[Opening GIVEN RECORDS section]
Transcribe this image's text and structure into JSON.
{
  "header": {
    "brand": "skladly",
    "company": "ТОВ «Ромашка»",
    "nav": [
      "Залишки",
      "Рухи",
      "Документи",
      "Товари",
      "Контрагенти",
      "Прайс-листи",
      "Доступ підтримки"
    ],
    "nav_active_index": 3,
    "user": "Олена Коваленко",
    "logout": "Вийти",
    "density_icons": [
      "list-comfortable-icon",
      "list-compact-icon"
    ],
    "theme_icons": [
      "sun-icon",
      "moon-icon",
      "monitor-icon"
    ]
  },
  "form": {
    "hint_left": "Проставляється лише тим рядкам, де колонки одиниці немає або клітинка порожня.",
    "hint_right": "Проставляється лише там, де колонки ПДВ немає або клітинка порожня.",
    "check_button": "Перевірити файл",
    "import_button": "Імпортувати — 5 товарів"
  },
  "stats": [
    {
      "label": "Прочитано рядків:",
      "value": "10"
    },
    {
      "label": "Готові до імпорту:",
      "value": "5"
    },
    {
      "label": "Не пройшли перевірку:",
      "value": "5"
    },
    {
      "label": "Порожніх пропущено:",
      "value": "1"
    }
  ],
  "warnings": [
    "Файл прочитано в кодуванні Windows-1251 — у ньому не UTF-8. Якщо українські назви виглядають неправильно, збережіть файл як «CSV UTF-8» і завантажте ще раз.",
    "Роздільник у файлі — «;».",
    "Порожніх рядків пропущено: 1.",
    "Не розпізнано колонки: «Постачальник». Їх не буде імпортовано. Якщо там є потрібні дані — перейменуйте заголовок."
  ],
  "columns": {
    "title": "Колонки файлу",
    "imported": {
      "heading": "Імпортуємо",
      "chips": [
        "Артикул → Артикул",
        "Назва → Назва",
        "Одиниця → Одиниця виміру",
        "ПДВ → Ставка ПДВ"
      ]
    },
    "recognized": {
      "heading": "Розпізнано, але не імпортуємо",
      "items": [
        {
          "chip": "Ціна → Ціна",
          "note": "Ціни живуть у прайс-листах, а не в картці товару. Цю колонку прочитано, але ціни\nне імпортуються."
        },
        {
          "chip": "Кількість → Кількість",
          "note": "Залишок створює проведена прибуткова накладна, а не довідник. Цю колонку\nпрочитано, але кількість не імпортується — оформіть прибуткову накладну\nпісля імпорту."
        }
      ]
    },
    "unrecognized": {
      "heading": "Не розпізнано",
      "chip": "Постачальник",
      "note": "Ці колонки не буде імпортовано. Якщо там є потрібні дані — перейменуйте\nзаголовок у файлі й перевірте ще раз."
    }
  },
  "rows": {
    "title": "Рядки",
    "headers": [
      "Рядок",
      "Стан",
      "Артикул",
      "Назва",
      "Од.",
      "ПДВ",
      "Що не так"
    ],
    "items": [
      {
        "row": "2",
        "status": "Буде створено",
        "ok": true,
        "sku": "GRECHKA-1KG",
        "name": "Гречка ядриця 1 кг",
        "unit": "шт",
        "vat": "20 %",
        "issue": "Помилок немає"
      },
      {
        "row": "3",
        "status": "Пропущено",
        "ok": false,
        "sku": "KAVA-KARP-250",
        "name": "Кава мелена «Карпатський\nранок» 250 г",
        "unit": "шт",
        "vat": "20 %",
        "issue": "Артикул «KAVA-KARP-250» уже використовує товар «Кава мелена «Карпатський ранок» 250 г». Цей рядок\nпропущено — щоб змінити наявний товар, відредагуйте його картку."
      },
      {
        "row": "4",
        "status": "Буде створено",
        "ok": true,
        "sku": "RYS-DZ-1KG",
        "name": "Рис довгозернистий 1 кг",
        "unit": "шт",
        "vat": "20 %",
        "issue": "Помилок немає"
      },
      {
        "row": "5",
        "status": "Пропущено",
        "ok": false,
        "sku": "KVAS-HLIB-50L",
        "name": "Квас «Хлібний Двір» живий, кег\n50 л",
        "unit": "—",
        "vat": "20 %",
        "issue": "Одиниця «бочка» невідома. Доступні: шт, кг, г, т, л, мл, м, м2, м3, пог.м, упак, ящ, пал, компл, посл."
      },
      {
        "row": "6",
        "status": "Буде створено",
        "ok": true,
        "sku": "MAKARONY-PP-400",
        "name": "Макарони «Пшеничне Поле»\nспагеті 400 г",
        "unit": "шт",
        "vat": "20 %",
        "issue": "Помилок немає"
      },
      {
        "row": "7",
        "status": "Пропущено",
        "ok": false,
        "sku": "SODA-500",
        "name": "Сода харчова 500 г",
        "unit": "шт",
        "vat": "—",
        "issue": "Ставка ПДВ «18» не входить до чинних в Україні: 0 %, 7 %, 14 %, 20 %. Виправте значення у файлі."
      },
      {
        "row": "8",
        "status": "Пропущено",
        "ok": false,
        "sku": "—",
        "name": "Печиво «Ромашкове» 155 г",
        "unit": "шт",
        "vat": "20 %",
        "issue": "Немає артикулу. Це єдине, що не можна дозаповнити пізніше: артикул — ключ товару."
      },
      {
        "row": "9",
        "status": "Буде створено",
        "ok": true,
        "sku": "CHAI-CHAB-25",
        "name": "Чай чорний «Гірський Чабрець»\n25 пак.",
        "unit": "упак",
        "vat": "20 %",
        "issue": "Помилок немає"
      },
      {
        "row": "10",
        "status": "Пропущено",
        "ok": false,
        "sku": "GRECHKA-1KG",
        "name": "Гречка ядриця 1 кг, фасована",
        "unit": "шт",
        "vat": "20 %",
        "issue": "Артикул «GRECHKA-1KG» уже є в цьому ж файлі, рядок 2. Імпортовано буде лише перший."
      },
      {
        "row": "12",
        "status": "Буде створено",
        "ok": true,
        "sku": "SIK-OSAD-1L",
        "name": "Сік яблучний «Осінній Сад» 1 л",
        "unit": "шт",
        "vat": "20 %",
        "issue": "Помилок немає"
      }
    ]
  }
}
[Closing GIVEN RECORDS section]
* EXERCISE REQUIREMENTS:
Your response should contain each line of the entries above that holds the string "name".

* SOLUTION:
        "name": "Гречка ядриця 1 кг",
        "name": "Кава мелена «Карпатський\nранок» 250 г",
        "name": "Рис довгозернистий 1 кг",
        "name": "Квас «Хлібний Двір» живий, кег\n50 л",
        "name": "Макарони «Пшеничне Поле»\nспагеті 400 г",
        "name": "Сода харчова 500 г",
        "name": "Печиво «Ромашкове» 155 г",
        "name": "Чай чорний «Гірський Чабрець»\n25 пак.",
        "name": "Гречка ядриця 1 кг, фасована",
        "name": "Сік яблучний «Осінній Сад» 1 л",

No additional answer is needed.